Go Negative: Why You Need to Focus on the Obstacles to Your 2019 Goals
You’ve probably set at least one goal you hope to achieve in 2019. How’s it going so far? If you’re started to lose motivation and progress is waning, instead of taking more action, consider the obstacles in your way.
Wait, isn’t it better to “think positive” and focus on all the ways I can get better this year?
Bias Towards Action
Once we set a goal, it feels good to start taking steps to achieve it right away. The problem is that when our actions are random and undirected, we don’t necessarily make progress. The 4-step Improvement Kata approach offers an alternative to our typical bias towards action.The main difference is that action is centered around the OBSTACLES to the target. Instead of taking random steps, you define a short-term goal, identify the obstacles to getting there and then experiment to remove them.
Thus, our actions are specific and targeted.
Here is an example. My goal is to practice yoga 2 days/week (note this goal is measurable and does not say ‘practice more yoga’).

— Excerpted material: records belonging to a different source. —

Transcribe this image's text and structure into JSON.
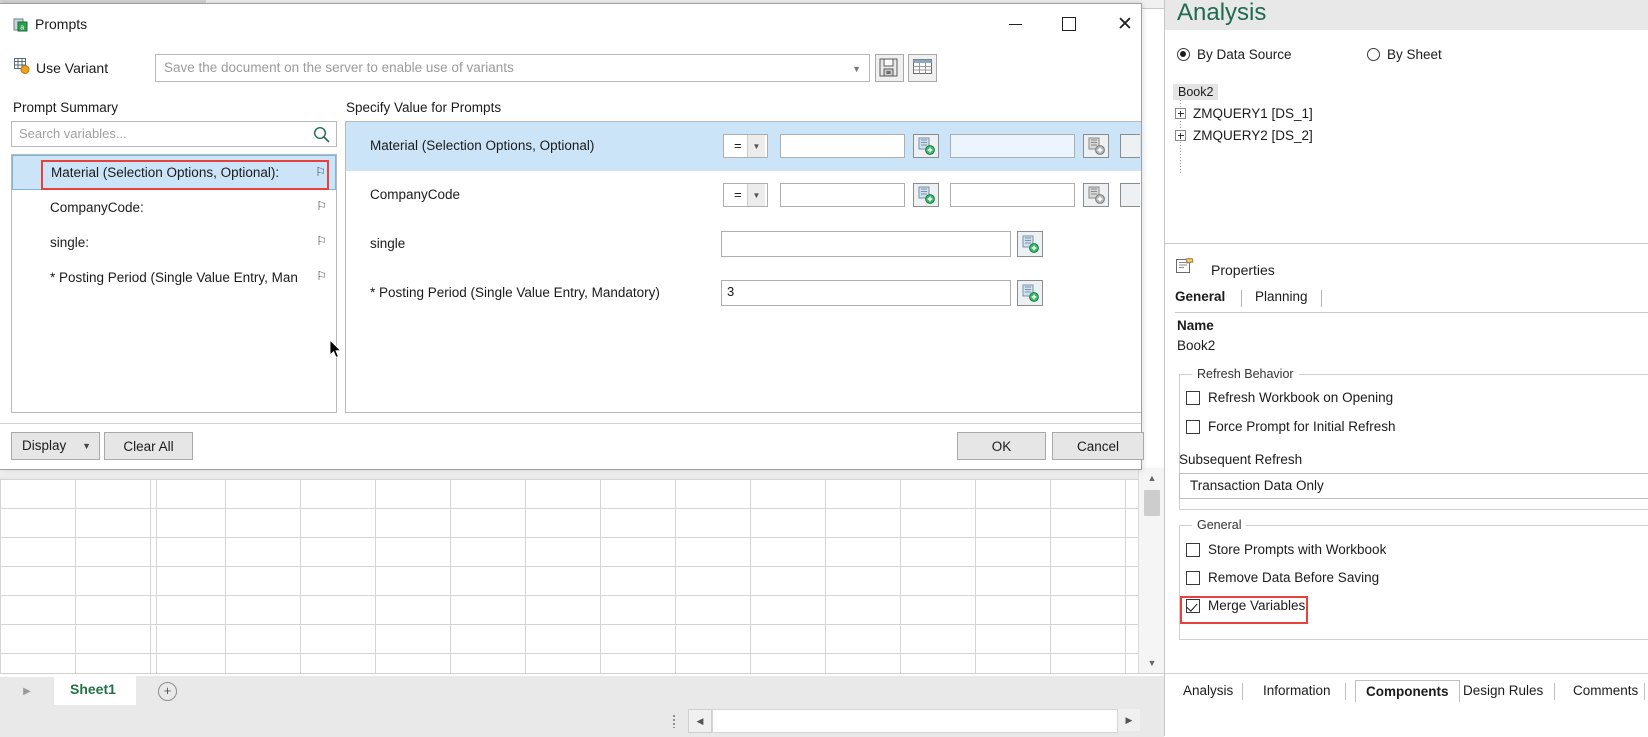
{
  "dialog": {
    "title": "Prompts",
    "icon": "prompts-icon",
    "window_controls": {
      "minimize": "–",
      "maximize": "☐",
      "close": "✕"
    },
    "variant": {
      "label": "Use Variant",
      "input_value": "",
      "placeholder": "Save the document on the server to enable use of variants",
      "save_icon": "save-icon",
      "list_icon": "variant-list-icon"
    },
    "summary": {
      "heading": "Prompt Summary",
      "search_placeholder": "Search variables...",
      "search_value": "",
      "items": [
        {
          "label": "Material (Selection Options, Optional):",
          "pin": "⚐",
          "selected": true,
          "highlighted": true
        },
        {
          "label": "CompanyCode:",
          "pin": "⚐",
          "selected": false,
          "highlighted": false
        },
        {
          "label": "single:",
          "pin": "⚐",
          "selected": false,
          "highlighted": false
        },
        {
          "label": "* Posting Period (Single Value Entry, Man",
          "pin": "⚐",
          "selected": false,
          "highlighted": false
        }
      ]
    },
    "specify": {
      "heading": "Specify Value for Prompts",
      "rows": [
        {
          "label": "Material (Selection Options, Optional)",
          "operator": "=",
          "value1": "",
          "value2": "",
          "selected": true,
          "has_operator": true,
          "has_range": true
        },
        {
          "label": "CompanyCode",
          "operator": "=",
          "value1": "",
          "value2": "",
          "selected": false,
          "has_operator": true,
          "has_range": true
        },
        {
          "label": "single",
          "operator": "",
          "value1": "",
          "value2": "",
          "selected": false,
          "has_operator": false,
          "has_range": false
        },
        {
          "label": "* Posting Period (Single Value Entry, Mandatory)",
          "operator": "",
          "value1": "3",
          "value2": "",
          "selected": false,
          "has_operator": false,
          "has_range": false
        }
      ]
    },
    "footer": {
      "display_label": "Display",
      "clear_all_label": "Clear All",
      "ok_label": "OK",
      "cancel_label": "Cancel"
    }
  },
  "analysis": {
    "title": "Analysis",
    "view_modes": [
      {
        "label": "By Data Source",
        "selected": true
      },
      {
        "label": "By Sheet",
        "selected": false
      }
    ],
    "tree": {
      "root": "Book2",
      "nodes": [
        {
          "label": "ZMQUERY1 [DS_1]"
        },
        {
          "label": "ZMQUERY2 [DS_2]"
        }
      ]
    },
    "properties": {
      "heading": "Properties",
      "icon": "properties-icon",
      "tabs": [
        {
          "label": "General",
          "active": true
        },
        {
          "label": "Planning",
          "active": false
        }
      ],
      "name_label": "Name",
      "name_value": "Book2",
      "refresh_group": {
        "title": "Refresh Behavior",
        "checkboxes": [
          {
            "label": "Refresh Workbook on Opening",
            "checked": false
          },
          {
            "label": "Force Prompt for Initial Refresh",
            "checked": false
          }
        ],
        "subsequent_label": "Subsequent Refresh",
        "subsequent_value": "Transaction Data Only"
      },
      "general_group": {
        "title": "General",
        "checkboxes": [
          {
            "label": "Store Prompts with Workbook",
            "checked": false,
            "highlighted": false
          },
          {
            "label": "Remove Data Before Saving",
            "checked": false,
            "highlighted": false
          },
          {
            "label": "Merge Variables",
            "checked": true,
            "highlighted": true
          }
        ]
      }
    },
    "bottom_tabs": [
      {
        "label": "Analysis",
        "active": false
      },
      {
        "label": "Information",
        "active": false
      },
      {
        "label": "Components",
        "active": true
      },
      {
        "label": "Design Rules",
        "active": false
      },
      {
        "label": "Comments",
        "active": false
      }
    ]
  },
  "excel": {
    "sheet_tab": "Sheet1",
    "add_sheet_icon": "plus-circle-icon"
  },
  "colors": {
    "accent_green": "#217346",
    "analysis_green": "#1f6b4f",
    "selection_blue": "#cce4f7",
    "highlight_red": "#e8403a"
  }
}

With a natural bias towards action, in the past, I would have about signed up for a 10-pack of classes at my local studio, scrolled through the Itunes store for a list of yoga apps, and perused Lululemon for some cool yoga pants. These are immediate to-dos that I can cross off my list and that make me feel likeI’m making progress.
This year, I’m trying something different.
Obstacles to the Target
I’m thinking about my obstacles to the target. The biggest one is my motivation in the moment. Like the rest of us, I have a brain that seeks pleasure/comfort and wants to avoid pain/discomfort.
On a Tuesday night at 6pm when it’s 10 degrees outside, the pull of dinner with the fam, HBO (Sharp Objects!), sweatpants, and the couch is pretty strong. My desire to change my clothes, get in the car and drive to the yoga studio is less appealing.
My experiment for this week is to put an appointment on the family calendar as well as announce to the family that I’ll be attending yoga on Thursday night. I predictthat because I put it on the calendar and announced my intention to the family, I’ll actually do it.
See the difference? My action step/experiment is directly targeted at a specific obstacle. Downloading a yoga app is fun and makes me feel like I’m doing something, but it probably won’t help me since it isn’t addressing a specific obstacle.
By experimenting to remove obstacles and then comparing plan to actual, you learn faster and can achieve goals more quickly. If the calendar and family announcement don’t work (plan DOES NOT EQUAL actual), I will have learned. The obstacle is the same (my next step might be to understand my specific thoughts in the moment), and I’ll think about what else can I try to increase in-the-moment motivation.